* YOUR ASSIGNMENT
Quote every line of the data below as it stands, omitting pictures.

Web page and app entries
━━━━━━━━━━━━━━━━━━━━━━━━━━━━━━
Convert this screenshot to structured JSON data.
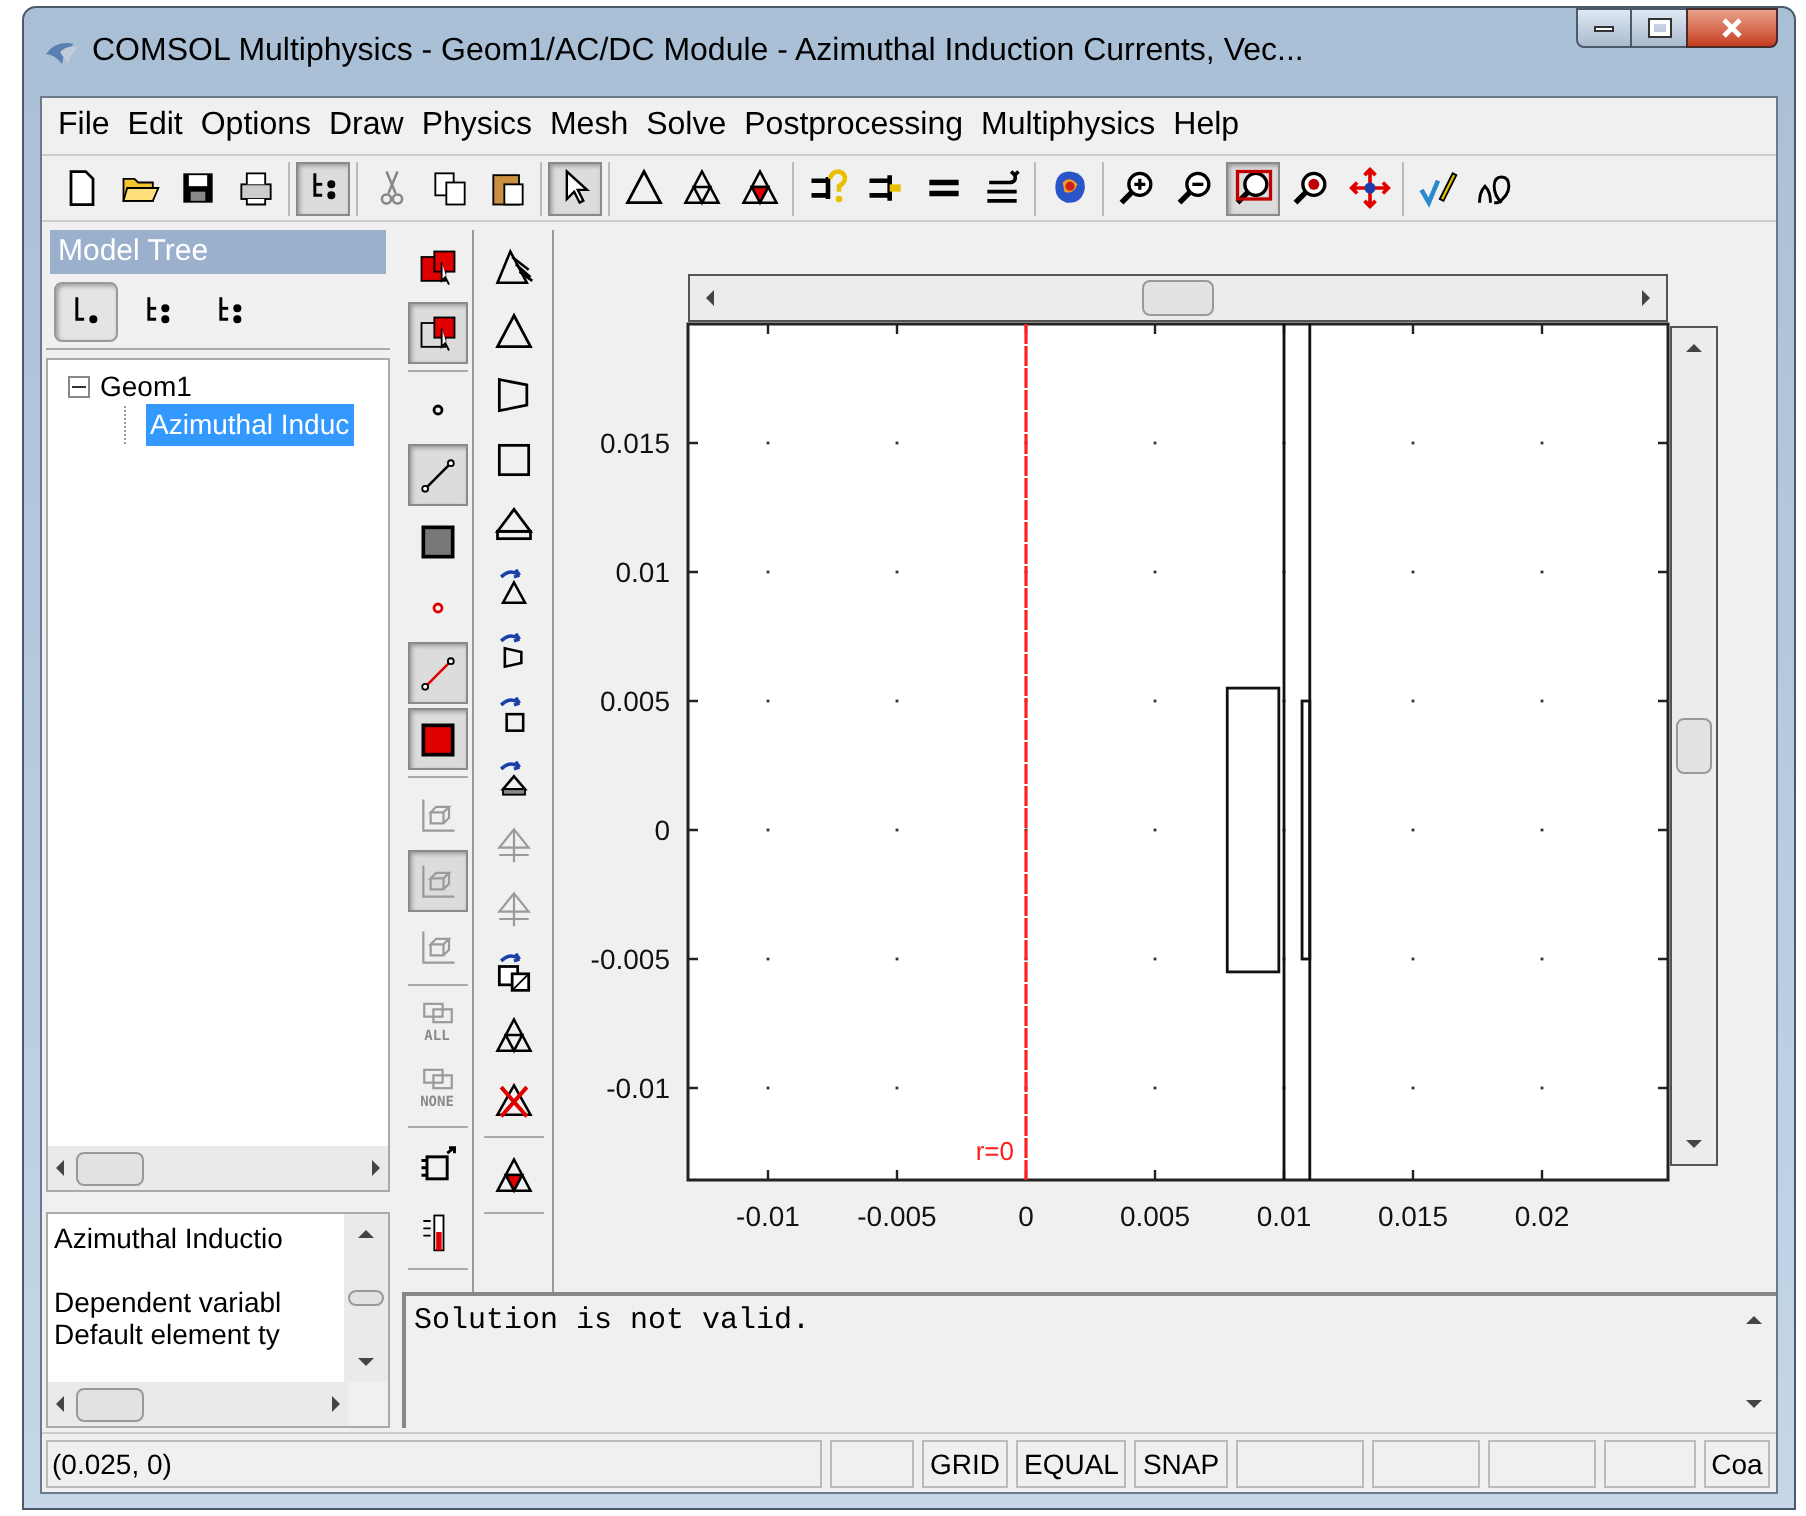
{
  "window": {
    "title": "COMSOL Multiphysics - Geom1/AC/DC Module - Azimuthal Induction Currents, Vec..."
  },
  "menu": [
    "File",
    "Edit",
    "Options",
    "Draw",
    "Physics",
    "Mesh",
    "Solve",
    "Postprocessing",
    "Multiphysics",
    "Help"
  ],
  "toolbar": [
    {
      "items": [
        {
          "kind": "page",
          "selected": false
        },
        {
          "kind": "folder",
          "selected": false
        },
        {
          "kind": "floppy",
          "selected": false
        },
        {
          "kind": "printer",
          "selected": false
        }
      ]
    },
    {
      "items": [
        {
          "kind": "tree",
          "selected": true
        }
      ]
    },
    {
      "items": [
        {
          "kind": "scissors",
          "selected": false
        },
        {
          "kind": "pages",
          "selected": false
        },
        {
          "kind": "clipboard",
          "selected": false
        }
      ]
    },
    {
      "items": [
        {
          "kind": "pointer",
          "selected": true
        }
      ]
    },
    {
      "items": [
        {
          "kind": "triangle",
          "selected": false
        },
        {
          "kind": "triangle-mesh",
          "selected": false
        },
        {
          "kind": "triangle-filled",
          "selected": false
        }
      ]
    },
    {
      "items": [
        {
          "kind": "question-bracket",
          "selected": false
        },
        {
          "kind": "bracket",
          "selected": false
        },
        {
          "kind": "equals",
          "selected": false
        },
        {
          "kind": "stack-arrow",
          "selected": false
        }
      ]
    },
    {
      "items": [
        {
          "kind": "color-blob",
          "selected": false
        }
      ]
    },
    {
      "items": [
        {
          "kind": "zoom-in",
          "selected": false
        },
        {
          "kind": "zoom-out",
          "selected": false
        },
        {
          "kind": "zoom-window",
          "selected": true
        },
        {
          "kind": "zoom-extents",
          "selected": false
        },
        {
          "kind": "move-arrows",
          "selected": false
        }
      ]
    },
    {
      "items": [
        {
          "kind": "pencil-check",
          "selected": false
        },
        {
          "kind": "omega",
          "selected": false
        }
      ]
    }
  ],
  "model_tree": {
    "title": "Model Tree",
    "views": [
      {
        "kind": "tree-flat",
        "selected": true
      },
      {
        "kind": "tree-dots",
        "selected": false
      },
      {
        "kind": "tree-dots-x",
        "selected": false
      }
    ],
    "nodes": [
      {
        "label": "Geom1",
        "expanded": true,
        "selected": false,
        "children": [
          {
            "label": "Azimuthal Induc",
            "selected": true
          }
        ]
      }
    ]
  },
  "info_panel": {
    "lines": [
      "Azimuthal Inductio",
      "Dependent variabl",
      "Default element ty"
    ]
  },
  "draw_tools": [
    [
      {
        "kind": "boxes-cursor",
        "selected": false,
        "disabled": false
      },
      {
        "kind": "box-outline-cursor",
        "selected": true,
        "disabled": false
      }
    ],
    [
      {
        "kind": "point",
        "selected": false,
        "disabled": false
      },
      {
        "kind": "line",
        "selected": true,
        "disabled": false
      },
      {
        "kind": "filled-square",
        "selected": false,
        "disabled": false
      },
      {
        "kind": "point-marker",
        "selected": false,
        "disabled": false
      },
      {
        "kind": "line-segment",
        "selected": true,
        "disabled": false
      },
      {
        "kind": "solid-square",
        "selected": true,
        "disabled": false
      }
    ],
    [
      {
        "kind": "axis-box",
        "selected": false,
        "disabled": true
      },
      {
        "kind": "axis-box",
        "selected": true,
        "disabled": true
      },
      {
        "kind": "axis-box",
        "selected": false,
        "disabled": true
      }
    ],
    [
      {
        "kind": "group-select",
        "label": "ALL",
        "selected": false,
        "disabled": true
      },
      {
        "kind": "group-select",
        "label": "NONE",
        "selected": false,
        "disabled": true
      }
    ],
    [
      {
        "kind": "export-box",
        "selected": false,
        "disabled": false
      },
      {
        "kind": "thermometer",
        "selected": false,
        "disabled": false
      }
    ]
  ],
  "shape_tools": [
    [
      {
        "kind": "hatched-triangle",
        "disabled": false
      },
      {
        "kind": "triangle",
        "disabled": false
      },
      {
        "kind": "polygon",
        "disabled": false
      },
      {
        "kind": "square",
        "disabled": false
      },
      {
        "kind": "base-triangle",
        "disabled": false
      },
      {
        "kind": "rotate-triangle",
        "disabled": false
      },
      {
        "kind": "rotate-polygon",
        "disabled": false
      },
      {
        "kind": "rotate-square",
        "disabled": false
      },
      {
        "kind": "rotate-base",
        "disabled": false
      },
      {
        "kind": "split-triangle",
        "disabled": true
      },
      {
        "kind": "split-triangle",
        "disabled": true
      },
      {
        "kind": "rotate-split",
        "disabled": false
      },
      {
        "kind": "triangle-mesh",
        "disabled": false
      },
      {
        "kind": "crossed-triangle",
        "disabled": false
      }
    ],
    [
      {
        "kind": "triangle-filled",
        "disabled": false
      }
    ]
  ],
  "canvas": {
    "x_ticks": [
      "-0.01",
      "-0.005",
      "0",
      "0.005",
      "0.01",
      "0.015",
      "0.02"
    ],
    "y_ticks": [
      "0.015",
      "0.01",
      "0.005",
      "0",
      "-0.005",
      "-0.01"
    ],
    "axis_label": "r=0"
  },
  "log": {
    "text": "Solution is not valid."
  },
  "status_bar": {
    "coordinates": "(0.025, 0)",
    "toggles": [
      "GRID",
      "EQUAL",
      "SNAP"
    ],
    "last": "Coa"
  }
}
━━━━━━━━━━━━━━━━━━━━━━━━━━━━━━
* OUTPUT FOR THIS TASK
Convert this screenshot to structured JSON data.
{
  "window": {
    "title": "COMSOL Multiphysics - Geom1/AC/DC Module - Azimuthal Induction Currents, Vec..."
  },
  "menu": [
    "File",
    "Edit",
    "Options",
    "Draw",
    "Physics",
    "Mesh",
    "Solve",
    "Postprocessing",
    "Multiphysics",
    "Help"
  ],
  "toolbar": [
    {
      "items": [
        {
          "kind": "page",
          "selected": false
        },
        {
          "kind": "folder",
          "selected": false
        },
        {
          "kind": "floppy",
          "selected": false
        },
        {
          "kind": "printer",
          "selected": false
        }
      ]
    },
    {
      "items": [
        {
          "kind": "tree",
          "selected": true
        }
      ]
    },
    {
      "items": [
        {
          "kind": "scissors",
          "selected": false
        },
        {
          "kind": "pages",
          "selected": false
        },
        {
          "kind": "clipboard",
          "selected": false
        }
      ]
    },
    {
      "items": [
        {
          "kind": "pointer",
          "selected": true
        }
      ]
    },
    {
      "items": [
        {
          "kind": "triangle",
          "selected": false
        },
        {
          "kind": "triangle-mesh",
          "selected": false
        },
        {
          "kind": "triangle-filled",
          "selected": false
        }
      ]
    },
    {
      "items": [
        {
          "kind": "question-bracket",
          "selected": false
        },
        {
          "kind": "bracket",
          "selected": false
        },
        {
          "kind": "equals",
          "selected": false
        },
        {
          "kind": "stack-arrow",
          "selected": false
        }
      ]
    },
    {
      "items": [
        {
          "kind": "color-blob",
          "selected": false
        }
      ]
    },
    {
      "items": [
        {
          "kind": "zoom-in",
          "selected": false
        },
        {
          "kind": "zoom-out",
          "selected": false
        },
        {
          "kind": "zoom-window",
          "selected": true
        },
        {
          "kind": "zoom-extents",
          "selected": false
        },
        {
          "kind": "move-arrows",
          "selected": false
        }
      ]
    },
    {
      "items": [
        {
          "kind": "pencil-check",
          "selected": false
        },
        {
          "kind": "omega",
          "selected": false
        }
      ]
    }
  ],
  "model_tree": {
    "title": "Model Tree",
    "views": [
      {
        "kind": "tree-flat",
        "selected": true
      },
      {
        "kind": "tree-dots",
        "selected": false
      },
      {
        "kind": "tree-dots-x",
        "selected": false
      }
    ],
    "nodes": [
      {
        "label": "Geom1",
        "expanded": true,
        "selected": false,
        "children": [
          {
            "label": "Azimuthal Induc",
            "selected": true
          }
        ]
      }
    ]
  },
  "info_panel": {
    "lines": [
      "Azimuthal Inductio",
      "Dependent variabl",
      "Default element ty"
    ]
  },
  "draw_tools": [
    [
      {
        "kind": "boxes-cursor",
        "selected": false,
        "disabled": false
      },
      {
        "kind": "box-outline-cursor",
        "selected": true,
        "disabled": false
      }
    ],
    [
      {
        "kind": "point",
        "selected": false,
        "disabled": false
      },
      {
        "kind": "line",
        "selected": true,
        "disabled": false
      },
      {
        "kind": "filled-square",
        "selected": false,
        "disabled": false
      },
      {
        "kind": "point-marker",
        "selected": false,
        "disabled": false
      },
      {
        "kind": "line-segment",
        "selected": true,
        "disabled": false
      },
      {
        "kind": "solid-square",
        "selected": true,
        "disabled": false
      }
    ],
    [
      {
        "kind": "axis-box",
        "selected": false,
        "disabled": true
      },
      {
        "kind": "axis-box",
        "selected": true,
        "disabled": true
      },
      {
        "kind": "axis-box",
        "selected": false,
        "disabled": true
      }
    ],
    [
      {
        "kind": "group-select",
        "label": "ALL",
        "selected": false,
        "disabled": true
      },
      {
        "kind": "group-select",
        "label": "NONE",
        "selected": false,
        "disabled": true
      }
    ],
    [
      {
        "kind": "export-box",
        "selected": false,
        "disabled": false
      },
      {
        "kind": "thermometer",
        "selected": false,
        "disabled": false
      }
    ]
  ],
  "shape_tools": [
    [
      {
        "kind": "hatched-triangle",
        "disabled": false
      },
      {
        "kind": "triangle",
        "disabled": false
      },
      {
        "kind": "polygon",
        "disabled": false
      },
      {
        "kind": "square",
        "disabled": false
      },
      {
        "kind": "base-triangle",
        "disabled": false
      },
      {
        "kind": "rotate-triangle",
        "disabled": false
      },
      {
        "kind": "rotate-polygon",
        "disabled": false
      },
      {
        "kind": "rotate-square",
        "disabled": false
      },
      {
        "kind": "rotate-base",
        "disabled": false
      },
      {
        "kind": "split-triangle",
        "disabled": true
      },
      {
        "kind": "split-triangle",
        "disabled": true
      },
      {
        "kind": "rotate-split",
        "disabled": false
      },
      {
        "kind": "triangle-mesh",
        "disabled": false
      },
      {
        "kind": "crossed-triangle",
        "disabled": false
      }
    ],
    [
      {
        "kind": "triangle-filled",
        "disabled": false
      }
    ]
  ],
  "canvas": {
    "x_ticks": [
      "-0.01",
      "-0.005",
      "0",
      "0.005",
      "0.01",
      "0.015",
      "0.02"
    ],
    "y_ticks": [
      "0.015",
      "0.01",
      "0.005",
      "0",
      "-0.005",
      "-0.01"
    ],
    "axis_label": "r=0"
  },
  "log": {
    "text": "Solution is not valid."
  },
  "status_bar": {
    "coordinates": "(0.025, 0)",
    "toggles": [
      "GRID",
      "EQUAL",
      "SNAP"
    ],
    "last": "Coa"
  }
}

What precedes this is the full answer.